The clock 206 may provide a reliable measure for pay-per-use terms involving periods of time, for example, unlimited use for a month. The clock may also act as a trigger to ensure that the verification and/or enforcement programs 218 220 of the isolated computing environment 125 receive enough processor execution cycles to perform their respective tasks. The trigger function may cause the logic circuit 204 to force execution of the verification program 218. The logic circuit may force an interrupt that causes the processing unit to execute from the validation program 218 from the appropriate location.
When the verification program determines non-compliance, a corrective action may instituted. For example, the enforcement program may cause a non-compliant driver to be overwritten with a driver from a known location. Conversely, when the non-compliant state is not automatically correctable, a sanction may be imposed to encourage the user to bring the system into compliance. Sanctions may be invoked by the logic circuit 204 activating the enforcement program 220. To carry out the enforcement task, the isolated computing environment 125, under the direction of the enforcement program, may disable or otherwise sanction resources under the direct influence or control of the computing device 400. The policy may vary according to the state of the computer and may include reducing the processing speed of the computer or reducing the functional operation of the computer, such as booting in “safe mode”. The goal of sanctions is that they be recoverable, and more specifically, be recoverable by the user. However, certain policies may exist that call for disabling the computer 110 to the point that qualified service personnel with special equipment are required to restore service. This may be the case when it is determined that repeated hostile attacks have been attempted over a period of time, despite warnings.
When disposed on the motherboard, the isolated computing environment 125 may be protected 306 from tampering. Tamper-resistant mechanisms are known, but may include potting in epoxy and sandwiching underneath other components. To discourage key theft, metal coatings may be applied to prevent laser probing. As discussed above, the isolated computing environment 125 itself may have separate measures to protect the integrity of its own circuitry and contents.
Before or after disposing 304 on the motherboard, the isolated computing environment 125 may be initialized with executable code, such as verification and enforcement program code 218 220. The function of the verification and enforcement programs is discussed above. In addition, keys and other data, such as certificates and known hash codes may be downloaded or injected. Injection usually occurs early in the manufacturing process, such as during chip testing. Later downloading may require cryptographic authentication and/or secure channels.

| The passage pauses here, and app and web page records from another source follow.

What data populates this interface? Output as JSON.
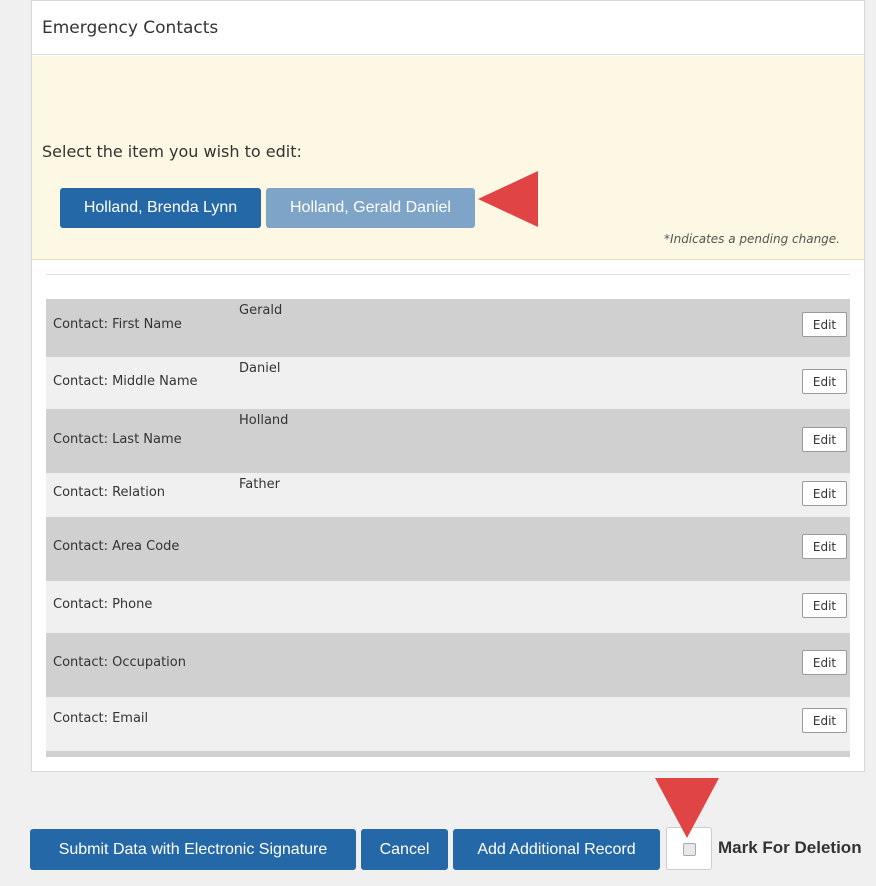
{
  "panel": {
    "title": "Emergency Contacts"
  },
  "selector": {
    "prompt": "Select the item you wish to edit:",
    "contacts": [
      {
        "label": "Holland, Brenda Lynn",
        "state": "active"
      },
      {
        "label": "Holland, Gerald Daniel",
        "state": "selected"
      }
    ],
    "pending_note": "*Indicates a pending change."
  },
  "fields": {
    "edit_label": "Edit",
    "rows": [
      {
        "label": "Contact: First Name",
        "value": "Gerald"
      },
      {
        "label": "Contact: Middle Name",
        "value": "Daniel"
      },
      {
        "label": "Contact: Last Name",
        "value": "Holland"
      },
      {
        "label": "Contact: Relation",
        "value": "Father"
      },
      {
        "label": "Contact: Area Code",
        "value": ""
      },
      {
        "label": "Contact: Phone",
        "value": ""
      },
      {
        "label": "Contact: Occupation",
        "value": ""
      },
      {
        "label": "Contact: Email",
        "value": ""
      }
    ]
  },
  "actions": {
    "submit_label": "Submit Data with Electronic Signature",
    "cancel_label": "Cancel",
    "add_label": "Add Additional Record",
    "mark_label": "Mark For Deletion",
    "mark_checked": false
  },
  "colors": {
    "primary": "#2468a8",
    "primary_muted": "#7ea4c8",
    "highlight_bg": "#fcf8e3",
    "annotation_arrow": "#e04444"
  },
  "annotations": [
    "red-arrow-pointing-left",
    "red-arrow-pointing-down"
  ]
}
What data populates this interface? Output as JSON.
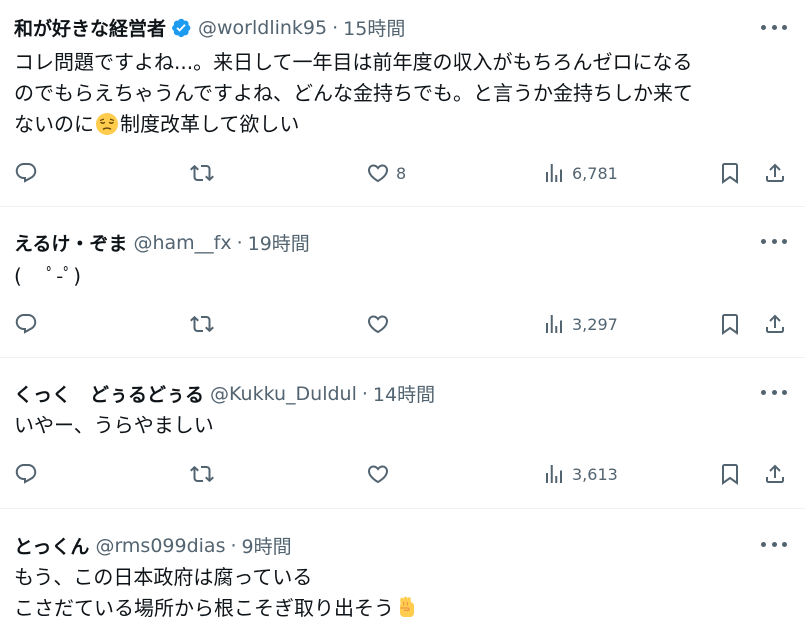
{
  "tweets": [
    {
      "name": "和が好きな経営者",
      "verified": true,
      "handle": "@worldlink95",
      "separator": "·",
      "time": "15時間",
      "text_lines": [
        "コレ問題ですよね...。来日して一年目は前年度の収入がもちろんゼロになる",
        "のでもらえちゃうんですよね、どんな金持ちでも。と言うか金持ちしか来て",
        "ないのに"
      ],
      "text_line3_tail": "制度改革して欲しい",
      "emoji_inline": "pensive-face",
      "replies": "",
      "retweets": "",
      "likes": "8",
      "views": "6,781"
    },
    {
      "name": "えるけ・ぞま",
      "handle": "@ham__fx",
      "separator": "·",
      "time": "19時間",
      "text_lines": [
        "(　 ﾟ-ﾟ)"
      ],
      "likes": "",
      "views": "3,297"
    },
    {
      "name": "くっく　どぅるどぅる",
      "handle": "@Kukku_Duldul",
      "separator": "·",
      "time": "14時間",
      "text_lines": [
        "いやー、うらやましい"
      ],
      "likes": "",
      "views": "3,613"
    },
    {
      "name": "とっくん",
      "handle": "@rms099dias",
      "separator": "·",
      "time": "9時間",
      "text_lines": [
        "もう、この日本政府は腐っている",
        "こさだている場所から根こそぎ取り出そう"
      ],
      "emoji_tail": "raised-fist"
    }
  ],
  "colors": {
    "text": "#0f1419",
    "secondary": "#536471",
    "verified": "#1d9bf0",
    "divider": "#eff3f4",
    "emoji": "#ffcc4d"
  }
}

When assembled, the computer 110 may be tested. To perform a test of isolated computing environment 125 function, one or more of the states of the computer may be altered 310. The alteration may include attaching an unauthorized peripheral, loading/executing unauthorized code, or configuring the computer 110 to operate past an expiration date. Testing 312 the isolated computing environment 125 may be done by determining correct function of the verification program 218 to identify the non-compliant state and that appropriate sanctions are imposed by the enforcement program 220.